-- RECORD SET follows --
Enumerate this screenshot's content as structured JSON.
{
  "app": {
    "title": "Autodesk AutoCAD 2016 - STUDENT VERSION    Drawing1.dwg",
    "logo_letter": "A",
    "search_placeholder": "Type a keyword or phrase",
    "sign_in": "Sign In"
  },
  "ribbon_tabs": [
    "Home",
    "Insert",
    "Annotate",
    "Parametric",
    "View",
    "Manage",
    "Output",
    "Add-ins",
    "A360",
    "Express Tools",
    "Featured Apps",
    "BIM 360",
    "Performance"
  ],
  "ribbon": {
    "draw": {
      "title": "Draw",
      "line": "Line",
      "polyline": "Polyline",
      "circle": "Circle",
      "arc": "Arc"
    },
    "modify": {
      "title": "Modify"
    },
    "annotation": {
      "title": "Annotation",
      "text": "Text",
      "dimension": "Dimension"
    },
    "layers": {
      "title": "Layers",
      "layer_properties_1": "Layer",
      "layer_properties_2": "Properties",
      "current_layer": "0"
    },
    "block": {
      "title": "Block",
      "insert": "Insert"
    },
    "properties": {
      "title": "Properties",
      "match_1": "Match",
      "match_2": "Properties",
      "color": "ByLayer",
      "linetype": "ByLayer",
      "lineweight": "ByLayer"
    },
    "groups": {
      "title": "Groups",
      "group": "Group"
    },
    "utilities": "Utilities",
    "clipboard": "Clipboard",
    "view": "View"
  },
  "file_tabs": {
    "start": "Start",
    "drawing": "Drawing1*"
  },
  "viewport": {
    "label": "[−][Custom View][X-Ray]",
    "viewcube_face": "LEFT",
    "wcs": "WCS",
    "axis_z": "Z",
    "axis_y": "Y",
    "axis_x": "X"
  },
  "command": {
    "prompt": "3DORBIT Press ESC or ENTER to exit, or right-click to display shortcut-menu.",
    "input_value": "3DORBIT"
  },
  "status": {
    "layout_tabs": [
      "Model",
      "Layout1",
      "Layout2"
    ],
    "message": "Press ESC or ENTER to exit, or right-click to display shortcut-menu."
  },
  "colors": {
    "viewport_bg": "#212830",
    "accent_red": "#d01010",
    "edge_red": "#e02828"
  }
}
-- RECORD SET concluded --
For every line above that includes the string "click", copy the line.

RESPONSE AREA.
    "prompt": "3DORBIT Press ESC or ENTER to exit, or right-click to display shortcut-menu.",
    "message": "Press ESC or ENTER to exit, or right-click to display shortcut-menu."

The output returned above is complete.